The nest’s inner cup is thicker and made of gossamer and spiderwebs. The nest will have an outer diameter of about two inches and an interior diameter of 0.8 inches.
Most hummingbirds lay two, and rarely one or three eggs can be seen. The eggs are white and are only incubated by the female. Once the young hatch, the female feeds them. Young usually achieve their first flight in around twenty-one to twenty-six days.
Broad-Tailed Hummingbirds live in pinyon-juniper, oak, or pine woodland. They forage for food in grasslands among shrubs and trees or in open areas with flowers. These hummingbirds have a population status of least concern; they’re common and widespread. However, their numbers have declined by over one percent per year, resulting in an increasing decline of approximately forty-five percent between 1966 and 2019.
Like most hummingbirds, Broad-Tailed Hummingbirds migrate. They move through highland meadows to access the lowlands that are abundant in flowers. In winter, they head down south and forage in the dry thorn forests, tropical highlands, and pine-oak forests throughout Mexico. During the summer, they head back north to the western states.
As stated previously, Broad-Tailed Hummingbirds are widespread, but their population is declining due to climate change. Climate change is affecting breeding success. The population is also declining due to electric fences, window strikes, and collisions with cars.
- Hummingbirds have good memories and always remember where good feeding areas are.
- Red is their favorite color. Hummingbirds see red most often. They are more likely to fly to red flowers with deep openings.
- Small hummingbirds that are energetic need a meal every fifteen minutes.
- Male Broad-Tailed Hummingbirds make a high-pitched whistling sound when they beat their wings. For reference, their wings beat anywhere from fifty to eighty times per second.
- Hummingbirds are seen as symbols of luck, happiness, healing, and so much more.

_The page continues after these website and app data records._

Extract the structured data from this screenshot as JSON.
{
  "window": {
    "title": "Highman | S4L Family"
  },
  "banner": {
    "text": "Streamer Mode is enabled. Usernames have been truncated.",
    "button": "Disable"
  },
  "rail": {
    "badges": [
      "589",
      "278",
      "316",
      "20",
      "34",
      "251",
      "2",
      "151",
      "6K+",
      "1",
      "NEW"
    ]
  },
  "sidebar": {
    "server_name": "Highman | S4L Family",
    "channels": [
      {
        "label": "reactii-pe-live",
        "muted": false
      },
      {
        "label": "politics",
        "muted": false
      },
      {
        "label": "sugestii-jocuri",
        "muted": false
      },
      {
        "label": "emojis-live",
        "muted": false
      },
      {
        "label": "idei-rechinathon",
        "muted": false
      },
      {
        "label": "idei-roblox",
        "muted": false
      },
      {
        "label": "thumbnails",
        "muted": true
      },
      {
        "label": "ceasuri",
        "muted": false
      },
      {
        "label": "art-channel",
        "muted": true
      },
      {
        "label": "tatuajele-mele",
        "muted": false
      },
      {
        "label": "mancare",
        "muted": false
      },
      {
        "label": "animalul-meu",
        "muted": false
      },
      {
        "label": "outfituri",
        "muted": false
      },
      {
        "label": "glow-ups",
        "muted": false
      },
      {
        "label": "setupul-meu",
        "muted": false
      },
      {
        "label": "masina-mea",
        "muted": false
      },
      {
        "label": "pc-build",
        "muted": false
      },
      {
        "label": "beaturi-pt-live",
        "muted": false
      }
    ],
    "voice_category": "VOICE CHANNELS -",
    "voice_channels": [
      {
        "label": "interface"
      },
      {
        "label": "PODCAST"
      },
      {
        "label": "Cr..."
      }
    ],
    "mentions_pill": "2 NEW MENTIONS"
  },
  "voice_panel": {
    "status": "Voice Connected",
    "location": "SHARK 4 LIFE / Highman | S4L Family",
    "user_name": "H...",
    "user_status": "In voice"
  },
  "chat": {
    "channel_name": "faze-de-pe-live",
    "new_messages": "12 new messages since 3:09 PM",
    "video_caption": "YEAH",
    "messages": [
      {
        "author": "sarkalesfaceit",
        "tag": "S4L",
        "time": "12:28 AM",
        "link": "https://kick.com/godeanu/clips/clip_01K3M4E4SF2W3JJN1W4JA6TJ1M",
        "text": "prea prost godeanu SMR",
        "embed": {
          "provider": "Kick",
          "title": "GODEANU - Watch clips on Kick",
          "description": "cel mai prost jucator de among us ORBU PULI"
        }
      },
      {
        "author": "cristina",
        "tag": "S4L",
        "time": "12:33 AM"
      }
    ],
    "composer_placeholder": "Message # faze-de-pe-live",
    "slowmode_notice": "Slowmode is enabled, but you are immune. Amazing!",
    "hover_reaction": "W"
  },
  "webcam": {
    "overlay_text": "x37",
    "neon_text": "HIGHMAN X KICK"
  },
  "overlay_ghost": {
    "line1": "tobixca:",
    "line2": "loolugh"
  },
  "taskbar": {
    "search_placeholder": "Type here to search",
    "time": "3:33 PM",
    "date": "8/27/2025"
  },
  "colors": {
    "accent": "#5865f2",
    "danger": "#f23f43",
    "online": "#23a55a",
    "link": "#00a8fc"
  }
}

Broad-Tailed Hummingbirds have features that are similar to other hummingbird species. Here are some similar species:
Ruby-throated Hummingbirds can be seen in the eastern United States; the Broad-Tailed Humminbird is primarily found in the western United States. However, there is some overlap regarding their range in the central-eastern US.
The easiest way to identify the hummingbird species is by looking at the shape of the tail. Both male and female Broad-Tailed Hummingbirds have tails that are rounded and broad.
However, female and young male Ruby-Throated Hummingbirds have rounded tails, while the males have forked tails with pointed feathers. Additionally, the adult male Ruby-throated Hummingbird has redder throat feathers and a black chin.
Although Calliope Hummingbirds are similar to Broad-Tailed Hummingbirds in a number of ways, but there are still ways to tell them apart. Calliope Hummingbirds tend to be smaller in size.
Female Broad-Tailed Hummingbirds can be distinguished from female Rufous Hummingbirds and Allen’s Hummingbirds by the green central tail feathers, the rust-orange color at the base of the tail, and the broader and longer tail overall.
Where are Broad-tailed Hummingbirds found?
Broad-tailed Hummingbirds can be found across the Rocky Mountains to southern Montana and west through the forest regions of California and Nevada.
How long does a Broad-tailed Hummingbird live?
Broad-tailed Hummingbirds live to be about two years old.
What is the difference between a Ruby-throated Hummingbird and a Broad-tailed Hummingbird?
The main difference between a Ruby-throated Hummingbird and a Broad-tailed hummingbird is the tail shape and color. Broad-Tailed Hummingbirds have orangey-colored tail feathers, and the tail feathers of Ruby-throated Hummingbirds are green with a little bit of black.
The tails are also shaped differently; Broad-Tailed Hummingbirds have rounded and broad tails. Female and young male Ruby-throated hummingbirds have rounded tails, while the adult males have a forked tails with pointed feathers.